The final look sits somewhere between film and digital but feels wholly unique. It’s dark and moody with deep blues and greens, thanks to Vandercruyssen’s LUT which Oppenheim described as “nuclear,” and broken up with splashes of warm oranges. The mix of cool tones and high contrast, for Oppenheim, mirrored “the loneliness and the feeling of disconnection, despite connecting with each other via the Internet.” Oppenheim referenced the first sequence of the film, where two people meet in a motel room followed by “a sort of reverie of dreamy images of babies and more abstract imagery,” as the key to accessing “another dimension to the emotion of the movie and inhabiting the dream.” 

Oppenheim intended for the color to reflect his desire to transport the viewer “inside that experience, into someone's headspace, or fantasy, using all the cinematic tools in our arsenal.
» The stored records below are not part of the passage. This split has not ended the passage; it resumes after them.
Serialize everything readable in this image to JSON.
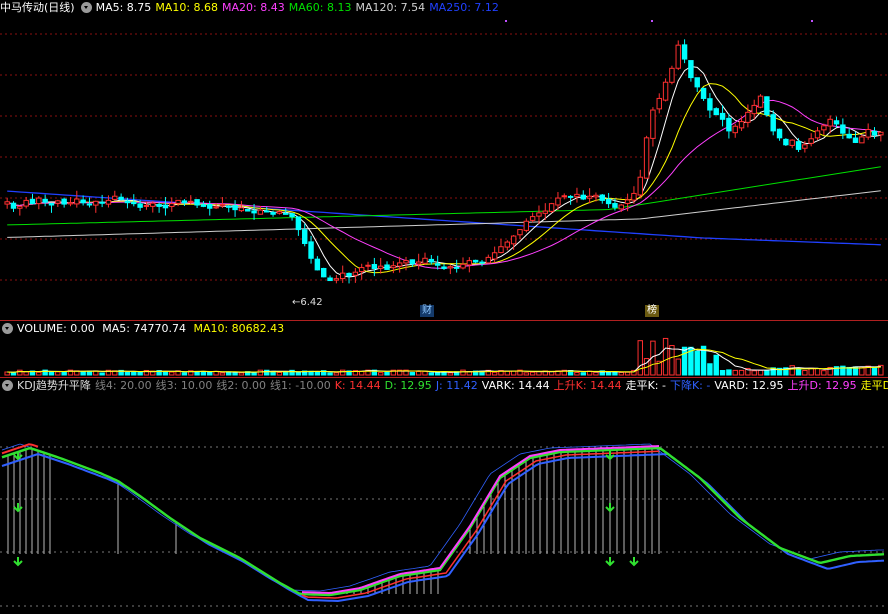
{
  "main": {
    "stock_name": "中马传动",
    "period": "(日线)",
    "ma_labels": [
      {
        "text": "MA5: 8.75",
        "color": "#ffffff"
      },
      {
        "text": "MA10: 8.68",
        "color": "#ffff00"
      },
      {
        "text": "MA20: 8.43",
        "color": "#ff40ff"
      },
      {
        "text": "MA60: 8.13",
        "color": "#00e000"
      },
      {
        "text": "MA120: 7.54",
        "color": "#d0d0d0"
      },
      {
        "text": "MA250: 7.12",
        "color": "#2040ff"
      }
    ],
    "low_label": "6.42",
    "marker_cai": "财",
    "marker_bang": "榜"
  },
  "volume": {
    "title": "VOLUME: 0.00",
    "ma5": "MA5: 74770.74",
    "ma10": "MA10: 80682.43"
  },
  "kdj": {
    "labels": [
      {
        "text": "KDJ趋势升平降",
        "color": "#dddddd"
      },
      {
        "text": "线4: 20.00",
        "color": "#808080"
      },
      {
        "text": "线3: 10.00",
        "color": "#808080"
      },
      {
        "text": "线2: 0.00",
        "color": "#808080"
      },
      {
        "text": "线1: -10.00",
        "color": "#808080"
      },
      {
        "text": "K: 14.44",
        "color": "#ff3030"
      },
      {
        "text": "D: 12.95",
        "color": "#30e030"
      },
      {
        "text": "J: 11.42",
        "color": "#3060ff"
      },
      {
        "text": "VARK: 14.44",
        "color": "#ffffff"
      },
      {
        "text": "上升K: 14.44",
        "color": "#ff3030"
      },
      {
        "text": "走平K: -",
        "color": "#ffffff"
      },
      {
        "text": "下降K: -",
        "color": "#3060ff"
      },
      {
        "text": "VARD: 12.95",
        "color": "#ffffff"
      },
      {
        "text": "上升D: 12.95",
        "color": "#ff40ff"
      },
      {
        "text": "走平D: -",
        "color": "#ffff00"
      }
    ]
  },
  "colors": {
    "up": "#ff3030",
    "down": "#00ffff",
    "grid": "#8a1010",
    "separator": "#b02020"
  },
  "price_series": [
    8.32,
    8.18,
    8.22,
    8.35,
    8.28,
    8.4,
    8.31,
    8.25,
    8.34,
    8.27,
    8.3,
    8.38,
    8.3,
    8.26,
    8.33,
    8.29,
    8.35,
    8.44,
    8.37,
    8.3,
    8.28,
    8.2,
    8.24,
    8.29,
    8.22,
    8.19,
    8.28,
    8.35,
    8.3,
    8.33,
    8.25,
    8.22,
    8.18,
    8.21,
    8.26,
    8.22,
    8.15,
    8.19,
    8.12,
    8.08,
    8.14,
    8.1,
    8.05,
    8.11,
    8.07,
    8.0,
    7.72,
    7.42,
    7.1,
    6.85,
    6.7,
    6.62,
    6.66,
    6.78,
    6.72,
    6.8,
    6.9,
    6.95,
    6.88,
    6.93,
    6.86,
    6.94,
    7.0,
    7.05,
    6.98,
    7.02,
    7.1,
    7.02,
    6.95,
    6.88,
    6.92,
    6.9,
    6.97,
    7.05,
    7.02,
    7.0,
    7.12,
    7.22,
    7.35,
    7.45,
    7.58,
    7.72,
    7.9,
    8.0,
    8.08,
    8.12,
    8.28,
    8.4,
    8.45,
    8.42,
    8.48,
    8.38,
    8.44,
    8.46,
    8.35,
    8.28,
    8.2,
    8.25,
    8.36,
    8.5,
    8.85,
    9.7,
    10.3,
    10.55,
    10.9,
    11.2,
    11.7,
    11.4,
    11.0,
    10.8,
    10.55,
    10.3,
    10.2,
    10.1,
    9.85,
    9.95,
    10.05,
    10.25,
    10.4,
    10.6,
    10.2,
    9.85,
    9.7,
    9.55,
    9.65,
    9.45,
    9.55,
    9.68,
    9.85,
    9.96,
    10.1,
    10.0,
    9.8,
    9.7,
    9.6,
    9.72,
    9.88,
    9.76,
    9.82
  ]
}
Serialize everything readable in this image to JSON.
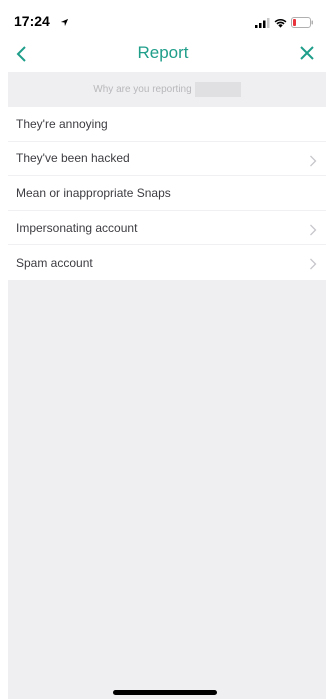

Hopefully, we leave you with the feeling that you're living inside of a world that's our world, but not.” He recalls as well how many asked him if they had put Vaseline on the lens when they shot due to the halo-like effect to the light in certain shots. 

Cinematographer David Bolen added that the team wished for the color “to feel subjective to the characters and the surreal worlds they inhabit. We leaned heavily into cold and dark tones to portray their loneliness, isolation and desperation. To counter this, we added halation and glow to always provide a glimmer of hope in each frame - a visual representation of each person's dream of one day creating a baby."

When it came time for the grade, Oppenheim says that Vandercruyssen “dialed up the halation and created a filmic look that didn't feel like a filter or pasted on but intrinsic to the footage. Damien always says, ‘it's like God's light, the way everything is blooming.’ And even in these dark, mundane places where people are meeting up to exchange genetic fluids, how does the light look?” Vandercruyssen described his efforts to add “extra diffusion and glow to enhance the sacredness of the semen, resulting in a magical dimension to the precious product. The softness of the resulting image was then balanced by a heavy grain to tighten the image back together.”

Oppenheim adds that he, Bolen, Vandercruyssen, Editor Daniel Garber, Composer Ari Balouzian, producers Lauren Belfer, Sophie Kissinger, and Christian Vazquez, along with the rest of the crew, shared a mutual understanding to “portray reality that will divide people and elicit strong opinions but present the world really without commentary or judgments.”

For Oppenheim, documentaries should be more than educating an audience; they should offer a slice of life that audiences engage with as they would a narrative feature. A big part of earning the viewer’s trust in that regard comes from Oppenheim’s collaboration with Bolen and Vandercruyssen to sell the world as both our reality and one that lives perhaps just beyond.

FX’s SPERMWORLD is available to stream now on Disney+.

All Images Courtesy of FX.